John Freeland, pastor at Skyland United Methodist Church in Brookhaven, tutors youngsters at Ashford Park Elementary in reading.

“Zot” is not a word, John Freeland sadly informed Juan, a kindergartener at Ashford Park Elementary School, who had enthusiastically drawn the letter “Z” onto his white board.

But put an “H” in front of that “OT”? Definitely a word, Freeland said.

Freeland, the pastor of Skyland United Methodist Church in Brookhaven, is among a group of people from the church who volunteer once a week to help students at Ashford Park Elementary School with their reading skills.

“I try to find a creative way to work with them and help them learn new words,” Freeland said.
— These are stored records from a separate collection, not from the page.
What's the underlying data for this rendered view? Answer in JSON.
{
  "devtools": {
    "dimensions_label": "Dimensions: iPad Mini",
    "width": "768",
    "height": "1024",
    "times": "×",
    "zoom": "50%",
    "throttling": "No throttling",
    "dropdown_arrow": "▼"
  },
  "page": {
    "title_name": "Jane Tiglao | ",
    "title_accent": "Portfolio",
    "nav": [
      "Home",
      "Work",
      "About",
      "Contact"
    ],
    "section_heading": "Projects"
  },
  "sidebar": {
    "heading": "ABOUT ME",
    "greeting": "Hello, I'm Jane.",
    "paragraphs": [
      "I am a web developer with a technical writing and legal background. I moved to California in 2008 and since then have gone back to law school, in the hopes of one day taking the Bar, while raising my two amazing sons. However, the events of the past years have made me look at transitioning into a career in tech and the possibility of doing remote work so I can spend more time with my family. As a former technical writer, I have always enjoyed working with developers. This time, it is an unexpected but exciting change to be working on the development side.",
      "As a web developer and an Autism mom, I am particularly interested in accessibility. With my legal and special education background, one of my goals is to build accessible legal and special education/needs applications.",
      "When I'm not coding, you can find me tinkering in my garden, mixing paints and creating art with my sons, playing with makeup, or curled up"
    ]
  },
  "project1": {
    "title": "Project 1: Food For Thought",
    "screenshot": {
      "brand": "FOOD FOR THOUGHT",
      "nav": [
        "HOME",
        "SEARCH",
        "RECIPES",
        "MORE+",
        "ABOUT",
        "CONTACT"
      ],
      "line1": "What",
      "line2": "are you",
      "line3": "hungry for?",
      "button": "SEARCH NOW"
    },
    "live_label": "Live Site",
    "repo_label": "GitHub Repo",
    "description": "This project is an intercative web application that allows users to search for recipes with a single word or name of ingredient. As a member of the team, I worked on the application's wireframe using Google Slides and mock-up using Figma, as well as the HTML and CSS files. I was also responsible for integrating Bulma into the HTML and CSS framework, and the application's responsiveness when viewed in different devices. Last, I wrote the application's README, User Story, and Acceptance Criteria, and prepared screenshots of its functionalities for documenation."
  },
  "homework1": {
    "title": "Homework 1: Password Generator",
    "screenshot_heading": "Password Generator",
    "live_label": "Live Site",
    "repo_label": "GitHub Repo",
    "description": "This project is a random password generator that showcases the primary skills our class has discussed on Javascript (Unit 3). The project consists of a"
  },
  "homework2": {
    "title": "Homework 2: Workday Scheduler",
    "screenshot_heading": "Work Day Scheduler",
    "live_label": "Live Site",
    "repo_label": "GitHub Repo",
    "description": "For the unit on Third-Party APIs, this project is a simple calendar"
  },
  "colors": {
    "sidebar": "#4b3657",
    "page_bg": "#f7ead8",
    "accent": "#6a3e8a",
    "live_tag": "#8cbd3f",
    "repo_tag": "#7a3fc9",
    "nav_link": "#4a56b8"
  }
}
Ashford Park Principal LaShawn McMillan said if a child cannot read by the third grade, it’s an indicator for poor future academic performance.

“Reading is critical. You have to be able to read to be able to do well in all the other subjects,” McMillan said.

So when Freeland asked what his church could do to support the school, McMillan came up with a plan to give students who are having trouble the one-on-one support their teachers don’t always have time to provide.

“In a number of classes, we found we have a number of kids that really struggle with reading,” McMillan said.

The volunteers help students in kindergarten through second grade who have been recommended by their teachers.

“It’s not just reading. It could be pre-reading, letter recognition, phonics, knowing the sounds of the letters, and getting them ready for reading,” McMillan said.

Freeland said the majority of the students he works with speak Spanish at home. He said their parents may not have the English skills necessary to help them with their reading.

“For them, if they have an older brother or sister, their English skills are much better,” Freeland said. “They go home and it’s a Spanish world.”

McMillan said the school would love to have more volunteers. She said anyone who is interested can contact the school to set up a plan.

“One of the requirements is, we’re looking for someone who can be committed to coming and working with our students,” McMillan said. “If you’re going to do it, we really want you to come in and do it.”

Freeland said since the beginning of the school year, he’s been going to the school once a week. He tutors for about 30 minutes each visit.

“It’s one of the highlights of my week,” Freeland said. “It’s nice to go sit down with the kids who are always loving toward me, and happy to see me walk in the door. It’s such a joy for them that I can’t help but enjoy it.”